Last night Lisa took Gabrielle, and Mark took Madison, for their final training runs before the Scotiabank Bluenose Marathon Weekend (http://bluenosemarathon.com/). As usual, Gabi (aptly named) chatted the whole 4.5K. Lisa got all caught up on what she’s learning in school, and all the third grade politics and shenanigans. Madison and Mark ran 7K, incorporating some hill strategies that she’s going to need on Sunday! We picked up our race kits today, and we’re getting ready to “Just Giv’er”.
So while we’re anxiously awaiting the Bluenose, here’s the last of the Top 10 List of strategies to get your family on the road to running. (The list has been spread out over a few posts.)
7. Keep distances reasonable for the age of the child. There is a lot of controversy about how much distance children should be running, and at what ages. According to the American Academy of Pediatrics, overuse, overtraining and burnout are increasing issues among children as their participation in sports increases*. There is no single guideline regarding the distances that are appropriate at specific ages. That means that as parents, we are responsible to work with our children to determine how much is too much.
Start off slowly, with short distances, then increase speed and distance as you go, but not by more than 10% per week*. Listen to your child. If he or she is experiencing any pain, it could signal injury to muscle, bone or tendon. We follow training plans that allow at least one “rest” day between runs, so that muscles have a chance to recover. Our 8-year-old daughter can run 5K without too much strain, but we wouldn’t let her do much more at her age. Our 11-year-old daughter – we’ll call her the gazelle – has no problem running 10K. With the right training plan and lots of monitoring, we would allow her to start training for a half marathon.

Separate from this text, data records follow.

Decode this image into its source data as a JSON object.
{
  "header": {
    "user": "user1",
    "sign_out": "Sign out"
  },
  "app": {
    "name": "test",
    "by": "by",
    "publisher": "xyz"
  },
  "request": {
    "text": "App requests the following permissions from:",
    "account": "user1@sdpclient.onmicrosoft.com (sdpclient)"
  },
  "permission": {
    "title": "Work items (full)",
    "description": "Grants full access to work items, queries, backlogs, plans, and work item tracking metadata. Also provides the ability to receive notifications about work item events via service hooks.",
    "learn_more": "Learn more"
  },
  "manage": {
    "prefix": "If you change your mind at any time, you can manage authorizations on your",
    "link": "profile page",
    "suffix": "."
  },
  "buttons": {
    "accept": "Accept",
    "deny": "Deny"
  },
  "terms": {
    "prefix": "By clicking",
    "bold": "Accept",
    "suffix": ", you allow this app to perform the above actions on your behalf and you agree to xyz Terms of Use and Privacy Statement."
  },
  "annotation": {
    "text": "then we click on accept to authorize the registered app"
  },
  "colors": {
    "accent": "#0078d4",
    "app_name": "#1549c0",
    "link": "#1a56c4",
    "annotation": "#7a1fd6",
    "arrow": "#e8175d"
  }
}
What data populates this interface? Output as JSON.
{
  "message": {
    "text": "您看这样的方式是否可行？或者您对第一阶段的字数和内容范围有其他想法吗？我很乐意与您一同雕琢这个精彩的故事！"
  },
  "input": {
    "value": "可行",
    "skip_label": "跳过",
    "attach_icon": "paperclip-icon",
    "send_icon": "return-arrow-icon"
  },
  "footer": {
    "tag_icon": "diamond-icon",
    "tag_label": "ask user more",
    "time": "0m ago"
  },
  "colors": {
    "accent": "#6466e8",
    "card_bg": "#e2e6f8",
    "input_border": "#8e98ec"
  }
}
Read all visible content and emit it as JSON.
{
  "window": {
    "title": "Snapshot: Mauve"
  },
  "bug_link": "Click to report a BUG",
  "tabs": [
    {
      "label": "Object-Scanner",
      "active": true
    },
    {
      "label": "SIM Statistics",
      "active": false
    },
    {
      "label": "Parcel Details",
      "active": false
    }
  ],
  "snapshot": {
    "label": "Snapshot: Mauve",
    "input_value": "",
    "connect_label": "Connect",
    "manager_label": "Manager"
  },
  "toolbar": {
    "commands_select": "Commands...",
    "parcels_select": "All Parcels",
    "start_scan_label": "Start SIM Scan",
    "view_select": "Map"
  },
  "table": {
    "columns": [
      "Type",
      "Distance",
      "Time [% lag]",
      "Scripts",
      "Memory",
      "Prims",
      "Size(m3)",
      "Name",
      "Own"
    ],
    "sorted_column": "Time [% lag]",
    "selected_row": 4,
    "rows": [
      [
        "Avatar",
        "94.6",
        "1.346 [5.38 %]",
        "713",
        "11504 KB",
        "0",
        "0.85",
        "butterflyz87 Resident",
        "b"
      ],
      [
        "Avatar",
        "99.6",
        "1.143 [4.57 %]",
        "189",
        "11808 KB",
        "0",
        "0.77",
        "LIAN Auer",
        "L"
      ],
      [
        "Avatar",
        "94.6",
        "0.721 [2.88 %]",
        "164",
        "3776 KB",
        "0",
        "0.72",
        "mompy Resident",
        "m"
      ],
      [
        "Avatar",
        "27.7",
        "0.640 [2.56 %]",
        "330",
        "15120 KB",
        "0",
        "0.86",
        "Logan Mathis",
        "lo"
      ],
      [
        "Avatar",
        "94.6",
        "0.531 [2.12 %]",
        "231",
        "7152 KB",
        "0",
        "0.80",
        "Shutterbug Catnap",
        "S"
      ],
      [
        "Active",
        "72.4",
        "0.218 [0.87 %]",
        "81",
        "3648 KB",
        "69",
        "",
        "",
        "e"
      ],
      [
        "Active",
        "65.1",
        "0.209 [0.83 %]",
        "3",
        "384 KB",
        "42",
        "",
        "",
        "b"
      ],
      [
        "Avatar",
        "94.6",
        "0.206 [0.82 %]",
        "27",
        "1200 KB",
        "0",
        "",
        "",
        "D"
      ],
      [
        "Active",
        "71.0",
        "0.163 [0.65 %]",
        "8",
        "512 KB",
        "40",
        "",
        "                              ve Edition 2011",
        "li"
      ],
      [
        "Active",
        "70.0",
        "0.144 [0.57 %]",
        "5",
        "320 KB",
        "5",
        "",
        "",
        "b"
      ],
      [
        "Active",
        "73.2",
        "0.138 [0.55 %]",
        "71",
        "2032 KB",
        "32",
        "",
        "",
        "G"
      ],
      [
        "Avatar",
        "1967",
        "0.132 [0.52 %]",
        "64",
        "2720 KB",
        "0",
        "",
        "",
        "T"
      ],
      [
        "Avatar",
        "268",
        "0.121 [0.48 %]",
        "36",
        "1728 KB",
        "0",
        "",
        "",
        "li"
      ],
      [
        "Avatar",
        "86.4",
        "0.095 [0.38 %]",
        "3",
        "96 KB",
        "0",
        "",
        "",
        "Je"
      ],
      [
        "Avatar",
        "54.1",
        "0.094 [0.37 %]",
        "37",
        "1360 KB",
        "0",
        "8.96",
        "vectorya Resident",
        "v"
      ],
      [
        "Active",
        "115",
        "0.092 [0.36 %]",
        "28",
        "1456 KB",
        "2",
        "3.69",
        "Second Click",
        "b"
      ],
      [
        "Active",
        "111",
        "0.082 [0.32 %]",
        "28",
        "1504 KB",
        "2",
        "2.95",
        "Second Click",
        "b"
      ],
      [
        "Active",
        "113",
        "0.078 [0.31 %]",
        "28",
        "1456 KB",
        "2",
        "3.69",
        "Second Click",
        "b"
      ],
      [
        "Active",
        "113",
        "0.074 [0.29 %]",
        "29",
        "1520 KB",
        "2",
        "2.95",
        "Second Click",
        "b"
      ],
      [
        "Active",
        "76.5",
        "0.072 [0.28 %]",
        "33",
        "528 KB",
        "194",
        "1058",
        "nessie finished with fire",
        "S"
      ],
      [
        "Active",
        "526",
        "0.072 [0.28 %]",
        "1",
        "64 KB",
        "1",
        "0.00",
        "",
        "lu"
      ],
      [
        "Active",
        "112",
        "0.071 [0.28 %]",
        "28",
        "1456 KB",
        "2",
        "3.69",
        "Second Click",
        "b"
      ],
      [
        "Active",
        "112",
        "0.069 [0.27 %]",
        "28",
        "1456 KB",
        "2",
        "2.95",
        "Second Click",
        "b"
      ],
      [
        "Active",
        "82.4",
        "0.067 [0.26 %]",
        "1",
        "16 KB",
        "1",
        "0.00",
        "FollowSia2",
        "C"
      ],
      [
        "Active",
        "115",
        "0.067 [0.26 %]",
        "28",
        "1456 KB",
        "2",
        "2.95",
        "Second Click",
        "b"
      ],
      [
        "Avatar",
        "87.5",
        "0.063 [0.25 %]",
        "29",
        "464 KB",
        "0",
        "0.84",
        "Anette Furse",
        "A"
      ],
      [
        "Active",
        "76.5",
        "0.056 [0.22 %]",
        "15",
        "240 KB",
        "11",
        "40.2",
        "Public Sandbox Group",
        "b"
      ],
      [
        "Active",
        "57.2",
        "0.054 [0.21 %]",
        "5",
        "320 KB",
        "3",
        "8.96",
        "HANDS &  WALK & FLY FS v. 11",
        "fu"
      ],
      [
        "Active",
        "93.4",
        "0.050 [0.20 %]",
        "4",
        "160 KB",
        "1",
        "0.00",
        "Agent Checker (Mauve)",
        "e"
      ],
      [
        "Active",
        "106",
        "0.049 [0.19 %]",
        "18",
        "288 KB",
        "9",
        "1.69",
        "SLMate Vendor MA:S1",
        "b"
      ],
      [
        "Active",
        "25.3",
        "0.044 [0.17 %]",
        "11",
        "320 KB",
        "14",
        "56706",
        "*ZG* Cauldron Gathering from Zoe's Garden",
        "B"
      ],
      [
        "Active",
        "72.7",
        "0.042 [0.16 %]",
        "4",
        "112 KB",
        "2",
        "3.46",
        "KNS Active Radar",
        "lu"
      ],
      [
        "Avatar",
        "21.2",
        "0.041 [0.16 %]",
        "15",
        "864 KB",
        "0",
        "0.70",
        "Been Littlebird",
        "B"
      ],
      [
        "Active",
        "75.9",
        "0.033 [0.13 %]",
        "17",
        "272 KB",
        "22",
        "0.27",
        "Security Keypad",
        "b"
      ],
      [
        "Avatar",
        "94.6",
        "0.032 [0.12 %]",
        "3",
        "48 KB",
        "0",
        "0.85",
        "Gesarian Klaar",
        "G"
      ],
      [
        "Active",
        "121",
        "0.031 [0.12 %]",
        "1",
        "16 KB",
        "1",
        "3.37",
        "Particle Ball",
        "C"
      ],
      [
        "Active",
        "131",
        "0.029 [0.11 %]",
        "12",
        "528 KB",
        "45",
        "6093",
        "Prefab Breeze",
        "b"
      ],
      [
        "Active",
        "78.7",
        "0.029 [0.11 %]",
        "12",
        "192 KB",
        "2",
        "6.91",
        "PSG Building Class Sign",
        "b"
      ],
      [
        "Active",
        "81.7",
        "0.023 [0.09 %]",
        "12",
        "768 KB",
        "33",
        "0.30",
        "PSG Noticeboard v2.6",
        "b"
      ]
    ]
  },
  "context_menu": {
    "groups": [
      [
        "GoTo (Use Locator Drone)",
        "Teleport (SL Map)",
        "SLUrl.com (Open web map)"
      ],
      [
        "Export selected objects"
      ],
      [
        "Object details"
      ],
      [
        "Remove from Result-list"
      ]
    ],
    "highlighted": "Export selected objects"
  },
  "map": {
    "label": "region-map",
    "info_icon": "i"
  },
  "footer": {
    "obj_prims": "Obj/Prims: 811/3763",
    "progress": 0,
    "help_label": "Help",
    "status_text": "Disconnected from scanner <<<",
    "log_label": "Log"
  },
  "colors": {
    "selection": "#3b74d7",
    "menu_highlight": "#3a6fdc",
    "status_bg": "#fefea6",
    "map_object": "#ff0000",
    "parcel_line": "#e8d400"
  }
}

8. Set goals and help your child build a plan to achieve them. When you decide to start running, be sure to set a goal. It might be a specific race (a Family 5K Fun Run is an excellent place to start) or a distance or duration that you would like to work up to over time. Make sure your goal is SMART – Specific, Measurable, Attainable, Realistic and Timely. Set a plan to achieve your goal. Follow the plan. Make a chart that your child can update – it’s a visual reminder of his or her achievement. Build your plan to increase your distance and speed over a period of time, with milestones along the way. Training without a plan is like trying to put together a Lego set without the instructions.
9. Run while on vacation – it’s a great way to see the sights. When you plan your next vacation, have your kids plan a couple of runs. Discover the local parks and gardens, or incorporate some of the major sites. Last year, Mark ran the Grand Prix circuit in Monaco (amongst other ports on a Mediterranean cruise). Remember: safety first, of course. Stick to the beaten path, be aware and alert, and be sure to learn about the area before you hit the road.
10. Make it fun. Children love to run. If they start looking at running as something they have to do versus something they love to do, you’re sunk. (They love the idea of helping with housework, too, until you add it to their chore list.) Vary the route, set goals, make it family time, get them talking, sign up for running events, involve them in planning, and incorporate running into your routine. Don’t underestimate the power of a race goal to motivate your little runner. Ours are pretty fired up about the Bluenose.
No more excuses. Just get out there and run – Family Style! You’ll be glad you did.
*Brenner, Joel S. (2007). Overuse Injuries, Overtraining and Burnout in Child and Adolescent Athletes. Pediatrics, Vol. 119, No. 6, June 1, 2007 (pp. 1242 – 1245)